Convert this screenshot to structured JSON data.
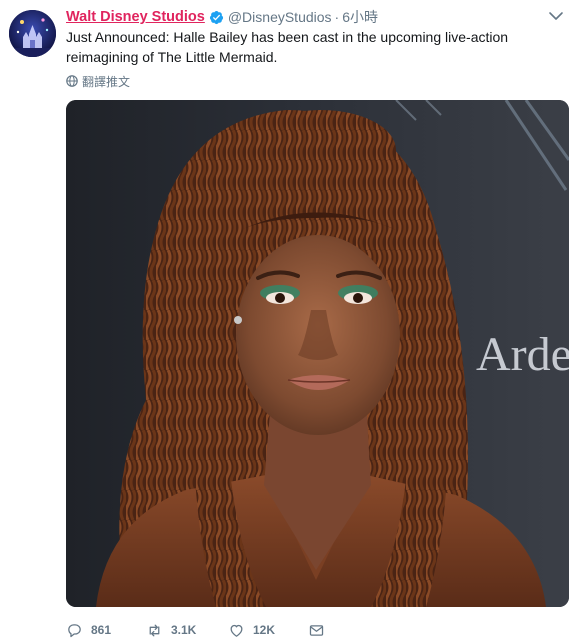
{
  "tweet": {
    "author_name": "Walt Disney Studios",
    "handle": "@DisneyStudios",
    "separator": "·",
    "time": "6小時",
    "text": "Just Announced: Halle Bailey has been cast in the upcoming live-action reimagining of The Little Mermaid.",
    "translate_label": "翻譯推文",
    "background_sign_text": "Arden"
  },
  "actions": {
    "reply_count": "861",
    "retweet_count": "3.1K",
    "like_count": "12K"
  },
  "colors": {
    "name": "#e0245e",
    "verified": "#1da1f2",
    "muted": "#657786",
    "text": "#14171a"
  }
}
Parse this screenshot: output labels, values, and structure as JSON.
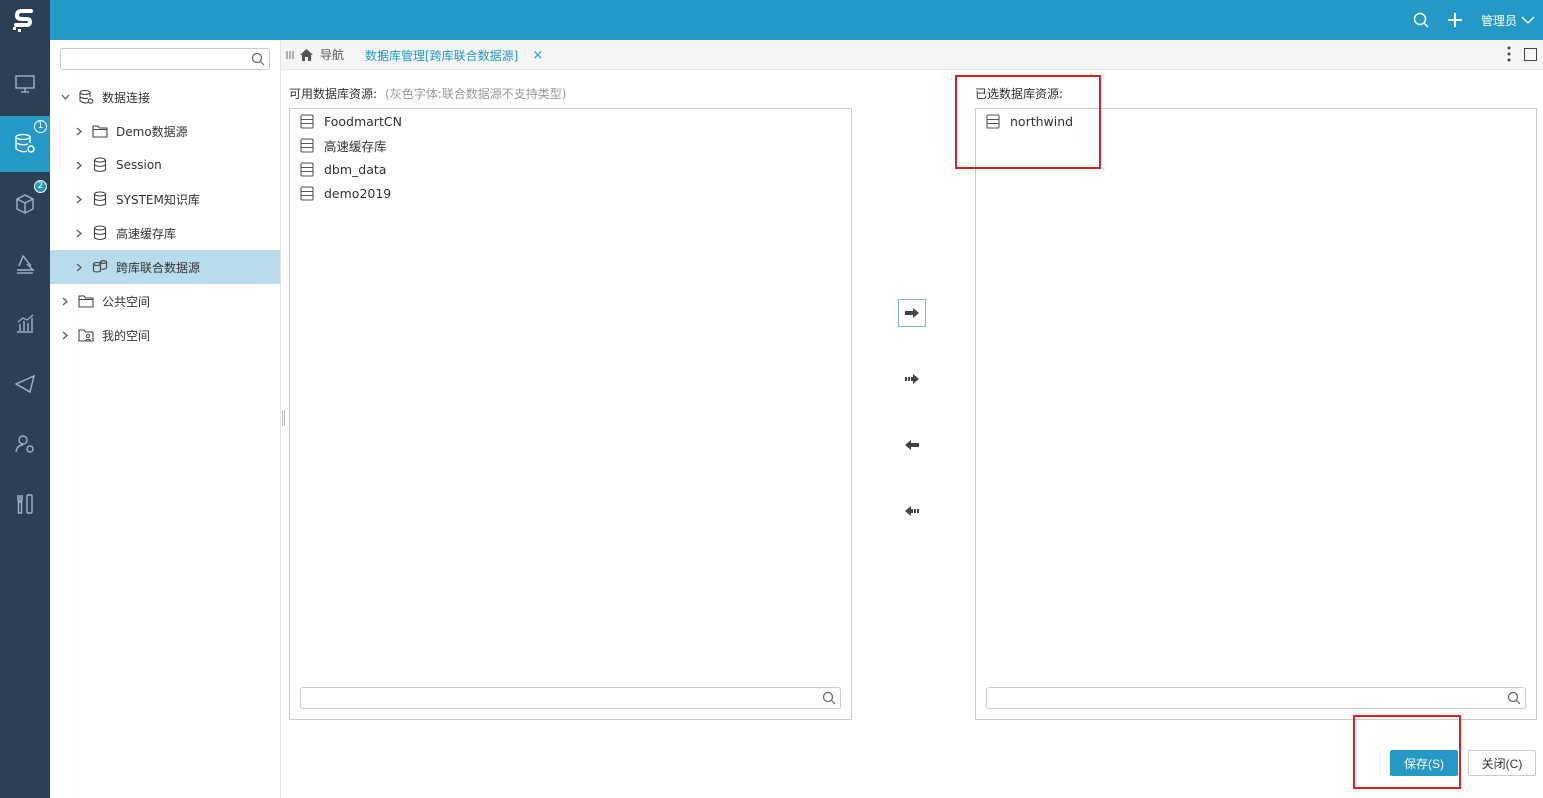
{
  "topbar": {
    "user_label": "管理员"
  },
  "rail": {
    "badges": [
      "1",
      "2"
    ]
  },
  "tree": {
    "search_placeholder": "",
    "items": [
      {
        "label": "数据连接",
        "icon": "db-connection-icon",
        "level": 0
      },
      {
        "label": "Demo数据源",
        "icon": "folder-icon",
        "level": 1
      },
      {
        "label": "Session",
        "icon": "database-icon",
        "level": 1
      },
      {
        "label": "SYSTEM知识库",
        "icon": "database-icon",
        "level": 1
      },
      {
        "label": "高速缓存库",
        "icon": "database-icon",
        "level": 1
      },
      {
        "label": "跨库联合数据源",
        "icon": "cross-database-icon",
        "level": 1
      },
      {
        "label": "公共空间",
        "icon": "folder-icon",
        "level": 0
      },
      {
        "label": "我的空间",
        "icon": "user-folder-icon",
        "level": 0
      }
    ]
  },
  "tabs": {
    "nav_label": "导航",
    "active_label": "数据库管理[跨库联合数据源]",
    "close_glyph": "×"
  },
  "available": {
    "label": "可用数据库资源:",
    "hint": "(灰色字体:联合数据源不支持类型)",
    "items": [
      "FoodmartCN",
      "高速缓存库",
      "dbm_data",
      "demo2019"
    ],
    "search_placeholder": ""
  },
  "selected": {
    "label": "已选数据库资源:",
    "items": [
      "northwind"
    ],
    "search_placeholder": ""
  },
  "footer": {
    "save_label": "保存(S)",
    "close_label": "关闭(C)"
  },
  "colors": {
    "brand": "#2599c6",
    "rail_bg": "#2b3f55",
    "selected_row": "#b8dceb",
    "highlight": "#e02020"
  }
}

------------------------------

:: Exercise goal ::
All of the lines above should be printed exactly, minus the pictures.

:: Result of this task ::
Convert this screenshot to structured JSON data.
{
  "tweet": {
    "author_name": "Walt Disney Studios",
    "handle": "@DisneyStudios",
    "separator": "·",
    "time": "6小時",
    "text": "Just Announced: Halle Bailey has been cast in the upcoming live-action reimagining of The Little Mermaid.",
    "translate_label": "翻譯推文",
    "background_sign_text": "Arden"
  },
  "actions": {
    "reply_count": "861",
    "retweet_count": "3.1K",
    "like_count": "12K"
  },
  "colors": {
    "name": "#e0245e",
    "verified": "#1da1f2",
    "muted": "#657786",
    "text": "#14171a"
  }
}
Parse this screenshot: output labels, values, and structure as JSON.
{
  "topbar": {
    "user_label": "管理员"
  },
  "rail": {
    "badges": [
      "1",
      "2"
    ]
  },
  "tree": {
    "search_placeholder": "",
    "items": [
      {
        "label": "数据连接",
        "icon": "db-connection-icon",
        "level": 0
      },
      {
        "label": "Demo数据源",
        "icon": "folder-icon",
        "level": 1
      },
      {
        "label": "Session",
        "icon": "database-icon",
        "level": 1
      },
      {
        "label": "SYSTEM知识库",
        "icon": "database-icon",
        "level": 1
      },
      {
        "label": "高速缓存库",
        "icon": "database-icon",
        "level": 1
      },
      {
        "label": "跨库联合数据源",
        "icon": "cross-database-icon",
        "level": 1
      },
      {
        "label": "公共空间",
        "icon": "folder-icon",
        "level": 0
      },
      {
        "label": "我的空间",
        "icon": "user-folder-icon",
        "level": 0
      }
    ]
  },
  "tabs": {
    "nav_label": "导航",
    "active_label": "数据库管理[跨库联合数据源]",
    "close_glyph": "×"
  },
  "available": {
    "label": "可用数据库资源:",
    "hint": "(灰色字体:联合数据源不支持类型)",
    "items": [
      "FoodmartCN",
      "高速缓存库",
      "dbm_data",
      "demo2019"
    ],
    "search_placeholder": ""
  },
  "selected": {
    "label": "已选数据库资源:",
    "items": [
      "northwind"
    ],
    "search_placeholder": ""
  },
  "footer": {
    "save_label": "保存(S)",
    "close_label": "关闭(C)"
  },
  "colors": {
    "brand": "#2599c6",
    "rail_bg": "#2b3f55",
    "selected_row": "#b8dceb",
    "highlight": "#e02020"
  }
}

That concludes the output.